- Reddit–I came to Reddit after having a pretty solid group already and there are some notable issues (mainly that there’s about five questions that show up on my feed every couple weeks despite having just been asked a couple weeks before), but I can definitely see the potential here. There’s a fantasy subreddit, a writing subreddit, a beta readers subreddit. Whatever portion of the process you’re in, you can probably find some support here. I haven’t walked away with any specific people in my network that I didn’t know beforehand, but that’s more a matter of me than anything about the platform.
- Real Life Groups–This is the one everyone knows about, at least in theory. Just find a group of writers holding meetings in your area and join them. No problem, right? Well, there’s a dozen issues with that, starting with “not every area has a writer’s group” and ranging all the way to “not every in-person writer’s group is any good.” However, this is another place to start if you can, and there can be a lot of valuable connections to be made in these settings.

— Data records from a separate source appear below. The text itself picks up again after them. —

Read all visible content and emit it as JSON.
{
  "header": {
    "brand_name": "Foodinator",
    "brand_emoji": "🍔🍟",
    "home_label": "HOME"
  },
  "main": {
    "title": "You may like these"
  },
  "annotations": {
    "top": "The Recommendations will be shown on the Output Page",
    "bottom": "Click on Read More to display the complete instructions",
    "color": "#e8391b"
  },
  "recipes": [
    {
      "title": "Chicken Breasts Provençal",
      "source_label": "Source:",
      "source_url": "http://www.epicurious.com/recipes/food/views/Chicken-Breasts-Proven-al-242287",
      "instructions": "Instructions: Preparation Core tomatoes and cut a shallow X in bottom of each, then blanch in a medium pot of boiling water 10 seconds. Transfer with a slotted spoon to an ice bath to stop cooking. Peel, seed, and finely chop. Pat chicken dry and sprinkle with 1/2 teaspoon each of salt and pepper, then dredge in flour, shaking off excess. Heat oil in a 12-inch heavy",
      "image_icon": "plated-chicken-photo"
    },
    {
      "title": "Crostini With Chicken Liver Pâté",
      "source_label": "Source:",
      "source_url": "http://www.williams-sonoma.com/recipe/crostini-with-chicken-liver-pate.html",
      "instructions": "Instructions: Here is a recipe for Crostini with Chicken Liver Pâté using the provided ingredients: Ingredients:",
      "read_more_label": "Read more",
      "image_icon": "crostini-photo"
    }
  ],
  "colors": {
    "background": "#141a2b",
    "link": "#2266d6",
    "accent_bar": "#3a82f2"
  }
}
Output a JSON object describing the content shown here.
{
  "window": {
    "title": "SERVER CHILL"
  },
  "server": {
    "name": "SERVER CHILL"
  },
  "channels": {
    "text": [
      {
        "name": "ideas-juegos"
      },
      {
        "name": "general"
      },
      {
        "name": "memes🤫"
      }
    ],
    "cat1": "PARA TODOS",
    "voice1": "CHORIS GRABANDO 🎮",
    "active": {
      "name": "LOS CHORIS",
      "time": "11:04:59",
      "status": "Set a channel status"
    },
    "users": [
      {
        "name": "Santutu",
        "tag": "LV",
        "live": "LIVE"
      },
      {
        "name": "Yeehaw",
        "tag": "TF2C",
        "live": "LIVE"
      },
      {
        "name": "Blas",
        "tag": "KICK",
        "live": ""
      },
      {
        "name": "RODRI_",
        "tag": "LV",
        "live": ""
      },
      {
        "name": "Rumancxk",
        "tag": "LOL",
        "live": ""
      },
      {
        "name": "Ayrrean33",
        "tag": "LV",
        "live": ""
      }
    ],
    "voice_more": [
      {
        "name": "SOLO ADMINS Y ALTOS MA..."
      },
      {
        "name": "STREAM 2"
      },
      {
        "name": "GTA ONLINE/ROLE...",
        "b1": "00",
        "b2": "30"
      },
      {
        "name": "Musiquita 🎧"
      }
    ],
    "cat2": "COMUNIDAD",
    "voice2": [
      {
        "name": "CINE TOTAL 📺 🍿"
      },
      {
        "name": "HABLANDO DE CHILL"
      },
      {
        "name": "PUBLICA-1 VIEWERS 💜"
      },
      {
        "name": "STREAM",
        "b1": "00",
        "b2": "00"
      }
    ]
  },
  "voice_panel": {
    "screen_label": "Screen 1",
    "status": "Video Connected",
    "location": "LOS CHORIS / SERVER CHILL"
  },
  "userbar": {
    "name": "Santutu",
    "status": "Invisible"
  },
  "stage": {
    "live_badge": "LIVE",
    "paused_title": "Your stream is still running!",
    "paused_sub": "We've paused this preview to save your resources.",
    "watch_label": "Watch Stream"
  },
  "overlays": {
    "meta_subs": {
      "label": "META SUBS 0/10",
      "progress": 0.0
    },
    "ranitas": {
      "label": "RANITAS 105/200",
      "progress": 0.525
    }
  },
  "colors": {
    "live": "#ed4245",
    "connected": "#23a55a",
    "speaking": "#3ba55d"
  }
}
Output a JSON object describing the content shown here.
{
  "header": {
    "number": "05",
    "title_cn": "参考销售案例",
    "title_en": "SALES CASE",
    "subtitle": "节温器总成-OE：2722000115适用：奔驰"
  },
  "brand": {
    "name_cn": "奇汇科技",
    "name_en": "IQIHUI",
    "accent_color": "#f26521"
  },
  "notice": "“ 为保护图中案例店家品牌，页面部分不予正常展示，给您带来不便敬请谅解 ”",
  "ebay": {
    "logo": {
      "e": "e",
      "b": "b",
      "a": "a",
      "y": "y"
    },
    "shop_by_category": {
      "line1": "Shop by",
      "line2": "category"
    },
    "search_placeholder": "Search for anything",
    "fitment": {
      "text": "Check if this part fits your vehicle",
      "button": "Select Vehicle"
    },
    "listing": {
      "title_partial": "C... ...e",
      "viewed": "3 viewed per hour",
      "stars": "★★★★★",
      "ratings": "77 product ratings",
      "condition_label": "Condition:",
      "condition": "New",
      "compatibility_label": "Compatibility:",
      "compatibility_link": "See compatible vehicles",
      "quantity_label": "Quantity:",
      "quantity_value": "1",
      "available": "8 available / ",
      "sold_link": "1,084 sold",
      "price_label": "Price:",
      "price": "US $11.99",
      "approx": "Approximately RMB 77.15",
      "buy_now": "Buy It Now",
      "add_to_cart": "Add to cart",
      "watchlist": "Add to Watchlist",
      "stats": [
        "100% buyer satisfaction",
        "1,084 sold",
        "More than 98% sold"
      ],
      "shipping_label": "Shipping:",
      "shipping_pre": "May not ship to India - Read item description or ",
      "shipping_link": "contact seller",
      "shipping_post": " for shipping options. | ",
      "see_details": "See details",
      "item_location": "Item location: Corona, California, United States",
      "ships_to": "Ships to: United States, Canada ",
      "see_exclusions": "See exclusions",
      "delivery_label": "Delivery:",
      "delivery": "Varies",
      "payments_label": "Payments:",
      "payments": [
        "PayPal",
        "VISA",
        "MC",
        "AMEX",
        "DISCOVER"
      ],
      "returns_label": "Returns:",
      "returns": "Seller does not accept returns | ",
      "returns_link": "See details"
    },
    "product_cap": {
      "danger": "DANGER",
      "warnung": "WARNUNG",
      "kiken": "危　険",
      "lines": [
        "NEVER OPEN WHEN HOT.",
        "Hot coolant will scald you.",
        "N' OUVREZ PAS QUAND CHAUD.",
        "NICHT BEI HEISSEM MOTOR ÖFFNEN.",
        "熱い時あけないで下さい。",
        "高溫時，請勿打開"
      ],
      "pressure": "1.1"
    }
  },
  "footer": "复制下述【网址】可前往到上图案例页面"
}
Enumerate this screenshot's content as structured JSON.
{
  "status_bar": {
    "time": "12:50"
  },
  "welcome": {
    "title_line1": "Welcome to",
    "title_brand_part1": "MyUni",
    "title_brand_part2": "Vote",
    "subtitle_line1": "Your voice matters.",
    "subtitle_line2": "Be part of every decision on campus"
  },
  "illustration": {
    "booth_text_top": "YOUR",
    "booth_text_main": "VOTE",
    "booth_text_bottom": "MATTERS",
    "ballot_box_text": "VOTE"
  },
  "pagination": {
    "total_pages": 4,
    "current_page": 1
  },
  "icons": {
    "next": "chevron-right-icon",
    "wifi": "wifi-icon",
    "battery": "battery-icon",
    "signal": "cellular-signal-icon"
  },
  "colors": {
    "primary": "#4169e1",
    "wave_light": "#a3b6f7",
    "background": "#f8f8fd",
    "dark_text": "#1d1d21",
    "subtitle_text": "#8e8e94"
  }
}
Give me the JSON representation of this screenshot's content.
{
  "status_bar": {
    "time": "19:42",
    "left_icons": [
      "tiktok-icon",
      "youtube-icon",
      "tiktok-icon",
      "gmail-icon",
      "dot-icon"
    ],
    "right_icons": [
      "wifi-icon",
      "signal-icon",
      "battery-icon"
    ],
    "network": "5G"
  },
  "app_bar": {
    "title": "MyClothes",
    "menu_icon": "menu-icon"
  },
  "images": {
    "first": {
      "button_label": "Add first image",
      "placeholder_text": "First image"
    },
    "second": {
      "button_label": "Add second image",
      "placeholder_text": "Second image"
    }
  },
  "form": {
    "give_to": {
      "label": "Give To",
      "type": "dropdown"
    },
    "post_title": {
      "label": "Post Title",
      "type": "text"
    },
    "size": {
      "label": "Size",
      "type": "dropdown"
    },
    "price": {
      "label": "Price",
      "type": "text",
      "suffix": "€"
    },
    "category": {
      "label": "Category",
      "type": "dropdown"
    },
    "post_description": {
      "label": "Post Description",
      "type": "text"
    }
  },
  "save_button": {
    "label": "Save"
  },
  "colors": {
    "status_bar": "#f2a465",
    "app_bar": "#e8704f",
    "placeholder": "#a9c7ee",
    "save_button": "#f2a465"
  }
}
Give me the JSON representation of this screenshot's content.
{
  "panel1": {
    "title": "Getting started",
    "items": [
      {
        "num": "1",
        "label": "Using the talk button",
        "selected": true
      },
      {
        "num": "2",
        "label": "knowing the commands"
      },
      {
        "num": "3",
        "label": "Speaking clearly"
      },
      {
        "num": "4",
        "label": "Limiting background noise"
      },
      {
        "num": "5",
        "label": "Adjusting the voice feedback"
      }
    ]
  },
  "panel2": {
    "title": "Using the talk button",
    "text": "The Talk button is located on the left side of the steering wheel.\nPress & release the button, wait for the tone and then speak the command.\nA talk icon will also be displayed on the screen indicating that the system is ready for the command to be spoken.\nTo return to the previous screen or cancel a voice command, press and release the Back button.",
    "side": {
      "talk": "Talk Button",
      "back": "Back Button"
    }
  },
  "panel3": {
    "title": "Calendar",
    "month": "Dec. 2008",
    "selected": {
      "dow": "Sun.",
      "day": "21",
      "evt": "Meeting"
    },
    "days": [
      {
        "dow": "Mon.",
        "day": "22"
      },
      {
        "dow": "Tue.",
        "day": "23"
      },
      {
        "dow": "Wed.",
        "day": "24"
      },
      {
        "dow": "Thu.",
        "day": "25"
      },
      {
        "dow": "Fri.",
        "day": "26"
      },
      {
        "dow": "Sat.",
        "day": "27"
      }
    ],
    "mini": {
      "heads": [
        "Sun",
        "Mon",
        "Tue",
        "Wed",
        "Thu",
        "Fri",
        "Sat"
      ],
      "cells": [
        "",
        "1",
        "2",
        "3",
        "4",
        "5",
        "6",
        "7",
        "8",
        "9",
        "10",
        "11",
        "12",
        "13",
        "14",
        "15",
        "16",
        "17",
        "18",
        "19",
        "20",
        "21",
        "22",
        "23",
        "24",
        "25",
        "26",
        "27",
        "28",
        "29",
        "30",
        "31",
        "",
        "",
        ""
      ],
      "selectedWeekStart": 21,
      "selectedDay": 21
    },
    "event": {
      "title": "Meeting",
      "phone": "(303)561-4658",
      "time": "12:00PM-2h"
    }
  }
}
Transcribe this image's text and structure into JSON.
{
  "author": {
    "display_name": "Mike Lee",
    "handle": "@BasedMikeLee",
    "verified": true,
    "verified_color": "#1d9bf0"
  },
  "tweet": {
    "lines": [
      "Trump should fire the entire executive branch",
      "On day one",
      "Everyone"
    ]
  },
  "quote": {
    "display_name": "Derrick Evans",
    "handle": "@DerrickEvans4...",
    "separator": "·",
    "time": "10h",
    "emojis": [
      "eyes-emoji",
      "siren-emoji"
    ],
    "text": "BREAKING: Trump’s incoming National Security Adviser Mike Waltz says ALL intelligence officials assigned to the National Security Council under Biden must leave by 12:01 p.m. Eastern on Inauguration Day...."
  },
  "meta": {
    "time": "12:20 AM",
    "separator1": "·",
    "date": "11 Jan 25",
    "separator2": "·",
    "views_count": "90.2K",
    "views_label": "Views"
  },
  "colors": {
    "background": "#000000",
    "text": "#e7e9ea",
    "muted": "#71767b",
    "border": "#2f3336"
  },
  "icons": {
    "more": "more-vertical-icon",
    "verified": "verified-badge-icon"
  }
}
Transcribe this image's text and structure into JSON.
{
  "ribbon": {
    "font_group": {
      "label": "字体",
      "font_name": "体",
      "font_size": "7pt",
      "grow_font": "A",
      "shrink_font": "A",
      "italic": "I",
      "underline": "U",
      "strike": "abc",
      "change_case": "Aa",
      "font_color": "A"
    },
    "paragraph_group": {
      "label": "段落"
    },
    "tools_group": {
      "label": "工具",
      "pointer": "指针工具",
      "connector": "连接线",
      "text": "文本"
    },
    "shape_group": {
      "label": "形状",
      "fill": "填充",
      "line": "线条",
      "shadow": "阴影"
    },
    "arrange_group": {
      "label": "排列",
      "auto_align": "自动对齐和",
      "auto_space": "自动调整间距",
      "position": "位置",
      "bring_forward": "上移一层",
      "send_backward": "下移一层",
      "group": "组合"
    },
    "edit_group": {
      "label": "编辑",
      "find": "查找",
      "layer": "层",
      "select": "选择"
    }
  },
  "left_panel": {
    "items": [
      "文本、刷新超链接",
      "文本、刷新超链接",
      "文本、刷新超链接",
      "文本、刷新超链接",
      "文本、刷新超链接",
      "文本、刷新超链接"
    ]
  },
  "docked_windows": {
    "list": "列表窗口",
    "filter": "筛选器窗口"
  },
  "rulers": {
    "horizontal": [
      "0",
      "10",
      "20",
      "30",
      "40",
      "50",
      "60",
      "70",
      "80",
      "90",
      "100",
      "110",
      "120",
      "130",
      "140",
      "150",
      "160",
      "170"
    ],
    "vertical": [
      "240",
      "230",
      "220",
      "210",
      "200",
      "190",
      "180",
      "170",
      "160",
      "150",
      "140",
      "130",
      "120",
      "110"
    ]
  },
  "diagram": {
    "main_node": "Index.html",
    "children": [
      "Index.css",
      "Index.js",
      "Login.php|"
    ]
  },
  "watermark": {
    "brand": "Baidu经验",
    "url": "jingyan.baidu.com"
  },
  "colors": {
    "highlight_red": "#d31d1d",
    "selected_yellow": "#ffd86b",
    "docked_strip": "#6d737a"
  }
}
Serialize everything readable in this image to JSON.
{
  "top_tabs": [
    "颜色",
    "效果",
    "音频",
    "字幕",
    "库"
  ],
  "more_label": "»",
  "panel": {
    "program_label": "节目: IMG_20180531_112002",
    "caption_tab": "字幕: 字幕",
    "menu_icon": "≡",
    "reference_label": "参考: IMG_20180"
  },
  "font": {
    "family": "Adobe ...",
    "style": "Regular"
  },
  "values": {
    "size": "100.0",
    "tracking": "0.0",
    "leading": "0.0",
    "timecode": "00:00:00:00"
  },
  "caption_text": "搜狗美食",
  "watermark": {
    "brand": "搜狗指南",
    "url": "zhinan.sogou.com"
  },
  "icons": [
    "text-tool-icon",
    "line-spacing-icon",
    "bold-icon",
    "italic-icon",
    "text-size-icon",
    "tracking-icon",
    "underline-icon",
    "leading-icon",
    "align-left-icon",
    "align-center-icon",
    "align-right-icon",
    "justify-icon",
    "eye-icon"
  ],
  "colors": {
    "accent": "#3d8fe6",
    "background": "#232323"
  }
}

- Discord Servers–I consider this one of the most under-rated ways of networking in the writing community. When I attended a writing conference in April, I approached two different presenters giving speeches about gaining visibility as an author and I asked about Discord servers as a means of building networks. Both of them dismissed the idea as ineffective in terms of building a network, all while also touting the importance of genuine interaction and meaningful connections. But that is exactly what Discord servers are good at. You can’t pop into a discord server, post a random comment saying “buy my book”, and expect anyone to care. So if you’re building a genuine network of feedback and possibly extending into people who buy your books, discord is a great way to build those connections. Personally, I’m a fan of finding a YouTuber who makes videos about books in my genre or other books I like to read and joining their server. The people there are likely to have things in common with me. Other options include finding groups through the Nanowrimo forums and creating/joining discord servers, or even finding public discord servers about writing or your book genre. My Twitter group transitioned to Discord and now most of our new members never knew us on Twitter.
This list is far from exhaustive. After all, in my point about discord I mentioned yet another potential resource: Nanowrimo! But I hope it gives people a starting point for where to begin creating the resources needed to grow your stories into something you can be genuinely proud of… in between all the crippling insecurity that so many of us face the instant someone says anything vaguely uncertain about our books.
Seriously, I just saw a Reddit thread where someone said “I have a bunch of readers who love my book, but one person just said they thought it was under-developed. How do writers handle negative feedback?” It sounds silly, but I had a similar experience. I was feeling unsure, I recruited independent beta readers, and the first positive comments I got back I thought “crap, the new beta readers are lying to me…” Wherever you find your group, trust the good comments as much as the bad ones, and if there aren’t any good comments, keep looking. You haven’t found your network yet.